'Hairball' intersection (copy)

The first leg of improvements to the intersection at John Nolen Drive and East Wilson, Williamson and Blair streets is nearly complete. The second round of improvements are scheduled for 2022. 

Navigating the “hairball”  intersection at Williamson and East Wilson streets should be easier at the end of this week when construction is expected to be finished on the summer project that has snarled traffic on the near east side.

This will complete half of the improvements envisioned for the major intersection and east side gateway to Madison’s downtown. Future work on John Nolen Drive and Blair Street is scheduled for 2022. 

The cross-section of John Nolen Drive and Blair, East Wilson and Williamson streets can be confusing for motorists, cyclists and pedestrians. It lacks a left-turn lane, causing vehicles attempting to turn onto East Wilson Street from John Nolen Drive to stack up in the intersection. And motorists have limited options for entering and exiting the Machinery Row complex.

“I think what it will do is provide a more organized path for cyclists crossing the intersection. It will provide a better and alternate connection to the Capital City trail at Blount Street,” city transportation director Tom Lynch said of the improvements. “It will help eventually alleviate some of the problems with entering the Machinery Row driveway.” 

The recommendations came out of a two-year planning process and a study of the Blair Street corridor.  

Hannah Mohelnitzky, the Engineering Division’s public information officer, said the work on the first leg of the project is expected to be completed by Friday and has been ongoing since April. 

This portion of the project replaced the curb, pavement and sidewalk, where needed, and updated the street lighting. The sanitary sewer was also replaced. 

The project also created separate, off-street bike and pedestrian paths on Williamson and Blount streets. A new traffic signal with diagonal crossing will also be installed at the Blount Street intersection to create a safer path through the intersection for cyclists and pedestrians. 

Also on Williamson Street, the terraces were widened to create better separation between vehicles and off-street cyclists and pedestrians. This also created a better environment to plan new street trees, according to Mohelnitzky. 

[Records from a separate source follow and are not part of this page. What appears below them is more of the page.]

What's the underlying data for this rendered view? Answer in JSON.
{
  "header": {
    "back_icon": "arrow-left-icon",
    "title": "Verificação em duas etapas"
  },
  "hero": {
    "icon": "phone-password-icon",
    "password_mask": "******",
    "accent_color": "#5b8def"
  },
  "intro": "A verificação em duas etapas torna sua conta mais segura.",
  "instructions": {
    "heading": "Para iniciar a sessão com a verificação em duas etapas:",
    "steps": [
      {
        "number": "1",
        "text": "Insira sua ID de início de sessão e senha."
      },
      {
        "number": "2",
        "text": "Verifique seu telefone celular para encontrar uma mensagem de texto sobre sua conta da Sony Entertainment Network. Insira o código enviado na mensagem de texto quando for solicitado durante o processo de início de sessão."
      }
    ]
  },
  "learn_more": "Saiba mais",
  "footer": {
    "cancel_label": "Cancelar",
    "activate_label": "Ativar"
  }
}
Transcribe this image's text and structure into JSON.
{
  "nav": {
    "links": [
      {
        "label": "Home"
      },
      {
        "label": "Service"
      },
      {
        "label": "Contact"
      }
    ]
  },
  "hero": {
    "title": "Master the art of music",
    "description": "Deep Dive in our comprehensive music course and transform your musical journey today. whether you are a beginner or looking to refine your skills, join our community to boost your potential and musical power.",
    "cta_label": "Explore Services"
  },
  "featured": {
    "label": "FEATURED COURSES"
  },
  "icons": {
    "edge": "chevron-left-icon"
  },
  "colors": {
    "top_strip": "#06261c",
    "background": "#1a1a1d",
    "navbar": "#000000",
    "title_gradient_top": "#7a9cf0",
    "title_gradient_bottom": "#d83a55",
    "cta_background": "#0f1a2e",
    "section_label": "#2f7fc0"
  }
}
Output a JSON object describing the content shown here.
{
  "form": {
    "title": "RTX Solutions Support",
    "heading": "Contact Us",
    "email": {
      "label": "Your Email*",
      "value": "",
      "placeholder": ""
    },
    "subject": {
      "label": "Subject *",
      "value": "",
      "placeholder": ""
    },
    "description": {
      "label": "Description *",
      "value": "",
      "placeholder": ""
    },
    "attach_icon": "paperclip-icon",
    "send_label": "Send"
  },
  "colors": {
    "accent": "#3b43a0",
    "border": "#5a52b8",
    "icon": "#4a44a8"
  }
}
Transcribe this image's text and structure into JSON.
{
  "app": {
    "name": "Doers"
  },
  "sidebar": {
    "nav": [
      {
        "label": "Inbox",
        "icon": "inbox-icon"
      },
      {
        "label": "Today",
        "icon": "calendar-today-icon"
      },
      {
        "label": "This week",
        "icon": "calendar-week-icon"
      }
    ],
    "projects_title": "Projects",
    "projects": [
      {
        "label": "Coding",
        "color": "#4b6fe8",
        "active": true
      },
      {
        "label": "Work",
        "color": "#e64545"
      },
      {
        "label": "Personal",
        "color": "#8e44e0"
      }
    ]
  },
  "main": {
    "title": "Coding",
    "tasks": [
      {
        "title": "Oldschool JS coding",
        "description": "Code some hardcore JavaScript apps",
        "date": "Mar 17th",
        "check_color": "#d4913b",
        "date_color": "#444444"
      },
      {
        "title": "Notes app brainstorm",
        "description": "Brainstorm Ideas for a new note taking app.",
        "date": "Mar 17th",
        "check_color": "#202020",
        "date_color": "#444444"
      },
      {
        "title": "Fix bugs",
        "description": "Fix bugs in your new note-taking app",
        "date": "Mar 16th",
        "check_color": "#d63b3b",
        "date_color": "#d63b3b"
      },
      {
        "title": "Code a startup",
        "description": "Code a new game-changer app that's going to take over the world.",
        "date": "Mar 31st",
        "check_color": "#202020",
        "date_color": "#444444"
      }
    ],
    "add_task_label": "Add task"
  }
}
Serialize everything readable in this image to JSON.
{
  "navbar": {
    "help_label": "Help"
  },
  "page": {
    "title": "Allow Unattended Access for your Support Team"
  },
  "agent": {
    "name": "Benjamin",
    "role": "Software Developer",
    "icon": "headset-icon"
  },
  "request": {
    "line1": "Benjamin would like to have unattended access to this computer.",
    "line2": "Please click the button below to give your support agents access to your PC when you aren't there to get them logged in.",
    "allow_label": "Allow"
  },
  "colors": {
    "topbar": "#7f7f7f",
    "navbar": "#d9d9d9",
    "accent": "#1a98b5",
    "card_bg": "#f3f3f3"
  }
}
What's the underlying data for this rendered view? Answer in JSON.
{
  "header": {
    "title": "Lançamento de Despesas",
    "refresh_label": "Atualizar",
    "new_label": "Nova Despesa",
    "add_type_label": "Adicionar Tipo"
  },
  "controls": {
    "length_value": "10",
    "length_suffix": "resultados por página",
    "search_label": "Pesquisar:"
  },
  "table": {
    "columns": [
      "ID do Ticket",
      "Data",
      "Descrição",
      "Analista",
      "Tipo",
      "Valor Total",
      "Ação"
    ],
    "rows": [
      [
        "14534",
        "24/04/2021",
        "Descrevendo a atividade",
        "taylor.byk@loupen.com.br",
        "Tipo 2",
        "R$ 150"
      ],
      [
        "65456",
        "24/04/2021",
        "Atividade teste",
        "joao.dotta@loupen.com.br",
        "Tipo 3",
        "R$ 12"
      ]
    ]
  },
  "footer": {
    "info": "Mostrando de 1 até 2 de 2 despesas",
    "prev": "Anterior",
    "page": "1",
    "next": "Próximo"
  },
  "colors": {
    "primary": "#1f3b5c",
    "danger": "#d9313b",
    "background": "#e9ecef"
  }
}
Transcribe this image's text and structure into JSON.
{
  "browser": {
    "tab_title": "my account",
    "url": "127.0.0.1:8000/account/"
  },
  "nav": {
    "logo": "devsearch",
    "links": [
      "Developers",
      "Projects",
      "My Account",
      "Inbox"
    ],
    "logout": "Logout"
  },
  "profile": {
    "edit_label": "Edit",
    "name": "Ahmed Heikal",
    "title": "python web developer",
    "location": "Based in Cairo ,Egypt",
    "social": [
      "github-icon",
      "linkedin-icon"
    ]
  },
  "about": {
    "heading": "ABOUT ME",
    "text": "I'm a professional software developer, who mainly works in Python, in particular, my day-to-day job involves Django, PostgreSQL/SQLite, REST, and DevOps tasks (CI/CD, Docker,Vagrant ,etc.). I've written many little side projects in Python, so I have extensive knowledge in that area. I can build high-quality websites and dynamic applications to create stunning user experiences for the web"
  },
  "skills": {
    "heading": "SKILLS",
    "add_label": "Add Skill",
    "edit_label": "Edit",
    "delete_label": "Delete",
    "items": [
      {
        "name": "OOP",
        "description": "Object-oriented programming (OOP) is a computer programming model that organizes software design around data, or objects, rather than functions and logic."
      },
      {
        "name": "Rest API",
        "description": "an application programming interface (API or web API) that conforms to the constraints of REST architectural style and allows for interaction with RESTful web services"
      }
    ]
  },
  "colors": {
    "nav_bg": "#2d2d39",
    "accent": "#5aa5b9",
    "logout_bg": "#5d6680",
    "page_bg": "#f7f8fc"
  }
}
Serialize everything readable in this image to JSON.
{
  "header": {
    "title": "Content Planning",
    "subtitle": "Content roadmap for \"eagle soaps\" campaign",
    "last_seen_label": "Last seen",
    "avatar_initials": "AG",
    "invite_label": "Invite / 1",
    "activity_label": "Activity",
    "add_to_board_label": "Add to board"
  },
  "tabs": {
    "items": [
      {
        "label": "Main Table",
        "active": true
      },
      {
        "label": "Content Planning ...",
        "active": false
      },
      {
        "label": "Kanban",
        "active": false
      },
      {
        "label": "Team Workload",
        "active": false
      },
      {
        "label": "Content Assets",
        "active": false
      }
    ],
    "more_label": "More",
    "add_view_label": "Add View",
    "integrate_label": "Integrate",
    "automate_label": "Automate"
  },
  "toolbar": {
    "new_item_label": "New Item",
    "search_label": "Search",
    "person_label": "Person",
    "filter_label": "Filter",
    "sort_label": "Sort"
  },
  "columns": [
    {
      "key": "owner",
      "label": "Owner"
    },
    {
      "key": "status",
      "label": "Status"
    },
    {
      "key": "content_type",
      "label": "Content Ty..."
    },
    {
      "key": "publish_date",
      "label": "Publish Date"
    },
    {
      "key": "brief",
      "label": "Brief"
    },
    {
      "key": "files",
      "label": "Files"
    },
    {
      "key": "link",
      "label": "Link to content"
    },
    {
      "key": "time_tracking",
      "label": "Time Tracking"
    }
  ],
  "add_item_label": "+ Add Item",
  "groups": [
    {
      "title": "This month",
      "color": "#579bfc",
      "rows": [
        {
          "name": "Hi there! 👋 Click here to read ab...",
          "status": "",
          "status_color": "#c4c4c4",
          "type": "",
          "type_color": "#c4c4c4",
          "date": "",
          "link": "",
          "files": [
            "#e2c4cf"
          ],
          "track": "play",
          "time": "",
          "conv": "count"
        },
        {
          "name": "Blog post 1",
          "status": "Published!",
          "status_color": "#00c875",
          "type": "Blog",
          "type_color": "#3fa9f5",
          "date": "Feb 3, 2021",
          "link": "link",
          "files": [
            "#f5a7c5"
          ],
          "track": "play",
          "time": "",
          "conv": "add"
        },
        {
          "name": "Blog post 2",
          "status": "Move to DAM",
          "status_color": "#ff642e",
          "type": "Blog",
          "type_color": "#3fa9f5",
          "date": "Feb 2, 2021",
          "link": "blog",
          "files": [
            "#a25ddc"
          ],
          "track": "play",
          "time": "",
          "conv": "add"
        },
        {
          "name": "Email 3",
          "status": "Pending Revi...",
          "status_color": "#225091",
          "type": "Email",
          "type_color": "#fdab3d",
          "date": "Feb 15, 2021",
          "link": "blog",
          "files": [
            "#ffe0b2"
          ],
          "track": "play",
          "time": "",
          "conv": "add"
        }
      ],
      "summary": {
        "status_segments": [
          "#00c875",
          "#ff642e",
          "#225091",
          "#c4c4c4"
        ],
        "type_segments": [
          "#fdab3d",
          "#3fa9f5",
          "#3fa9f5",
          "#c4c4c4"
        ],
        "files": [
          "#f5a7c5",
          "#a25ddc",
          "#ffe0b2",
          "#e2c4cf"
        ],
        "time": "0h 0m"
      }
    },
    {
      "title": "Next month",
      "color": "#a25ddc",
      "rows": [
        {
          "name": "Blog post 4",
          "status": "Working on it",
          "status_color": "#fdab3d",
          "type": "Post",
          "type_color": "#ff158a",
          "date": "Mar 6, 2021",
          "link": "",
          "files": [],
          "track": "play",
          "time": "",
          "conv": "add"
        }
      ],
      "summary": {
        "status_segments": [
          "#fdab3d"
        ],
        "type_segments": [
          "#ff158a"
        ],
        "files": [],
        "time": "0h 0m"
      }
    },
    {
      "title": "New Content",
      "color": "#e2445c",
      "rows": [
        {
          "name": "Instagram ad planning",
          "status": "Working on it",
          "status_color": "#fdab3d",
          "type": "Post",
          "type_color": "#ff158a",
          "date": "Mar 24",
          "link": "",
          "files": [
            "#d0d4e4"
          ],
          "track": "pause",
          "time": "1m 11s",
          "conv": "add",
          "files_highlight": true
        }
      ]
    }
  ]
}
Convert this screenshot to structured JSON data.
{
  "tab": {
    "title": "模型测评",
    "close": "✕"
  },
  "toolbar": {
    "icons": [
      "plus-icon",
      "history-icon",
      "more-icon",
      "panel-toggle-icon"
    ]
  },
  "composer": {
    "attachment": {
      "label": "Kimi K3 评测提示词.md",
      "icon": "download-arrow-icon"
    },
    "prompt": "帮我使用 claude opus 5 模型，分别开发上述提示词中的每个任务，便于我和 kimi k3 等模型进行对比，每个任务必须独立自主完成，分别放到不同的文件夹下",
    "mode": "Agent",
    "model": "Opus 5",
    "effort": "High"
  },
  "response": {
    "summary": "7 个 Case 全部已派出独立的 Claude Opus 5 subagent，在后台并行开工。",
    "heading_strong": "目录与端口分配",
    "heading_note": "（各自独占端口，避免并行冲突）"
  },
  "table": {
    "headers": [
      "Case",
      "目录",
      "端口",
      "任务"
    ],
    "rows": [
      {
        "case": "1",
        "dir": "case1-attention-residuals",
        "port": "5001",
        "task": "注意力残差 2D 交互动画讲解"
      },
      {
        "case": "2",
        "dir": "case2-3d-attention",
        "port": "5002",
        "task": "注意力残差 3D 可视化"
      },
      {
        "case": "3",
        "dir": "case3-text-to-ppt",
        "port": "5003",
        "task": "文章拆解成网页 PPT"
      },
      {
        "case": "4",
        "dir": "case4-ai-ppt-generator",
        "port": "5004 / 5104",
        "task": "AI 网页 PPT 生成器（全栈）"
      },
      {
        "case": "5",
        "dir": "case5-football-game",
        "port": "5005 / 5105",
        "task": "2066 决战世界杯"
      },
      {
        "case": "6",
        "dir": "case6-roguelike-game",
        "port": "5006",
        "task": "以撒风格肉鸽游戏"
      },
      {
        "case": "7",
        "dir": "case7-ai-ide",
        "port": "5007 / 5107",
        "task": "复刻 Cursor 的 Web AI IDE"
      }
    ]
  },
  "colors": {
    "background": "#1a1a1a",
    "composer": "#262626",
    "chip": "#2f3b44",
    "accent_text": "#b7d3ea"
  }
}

Finally, the railroad crossing through the intersection was replaced. 

The remaining work on Blair Street and John Nolen Drive will include adding left turn lanes on Blair and John Nolen and reconfiguring the bike path and driveway at the Machinery Row corner. 

The city is coordinating with the Wisconsin Department of Transportation to replace the pavement on Blair Street and on the outbound lanes of East Washington Avenue between Blair and Blount streets. 

Discover Madison news, via the Cap Times

Sign up for the Cap Times Daily Features email!

* I understand and agree that registration on or use of this site constitutes agreement to its user agreement and privacy policy.

Due to other projects in the area, traffic on the near east side and through the isthmus has been affected. In addition to the “hairball intersection,” the city is also working on Park Street and East Johnson Street. Most recently, the 700 block of East Main Street is closed for cleanup efforts in response to the fire at a Madison Gas and Electric substation

During the initial planning, the city did not expect to work on Williamson and Wilson streets in 2019, but the condition of the pavement necessitated expediting the work. 

“The pavement was really falling apart,” Lynch said. 

With the work on Park Street and on Williamson and Wilson streets, access to the downtown has been restricted for the south and near east sides of the city. 

“It would have been nicer if one or the other was staggered,” Lynch said. 

Mohelnitzky said the city worked with the contractor to provide two lanes on inbound Williamson Street whenever possible. Traffic Engineering also worked to adjust signal timing throughout the construction to help traffic move efficiently. Additionally, the city included signal bike detours during construction. 

“We have tried to coordinate the projects as best we can to maintain travel through the area,” Mohelnitzky said. 

Share your opinion on this topic by sending a letter to the editor to tctvoice@madison.com. Include your full name, hometown and phone number. Your name and town will be published. The phone number is for verification purposes only. Please keep your letter to 250 words or less.

Abigail Becker joined The Capital Times in 2016, where she primarily covers city and county government. She previously worked for the Wisconsin Center for Investigative Journalism and the Wisconsin State Journal.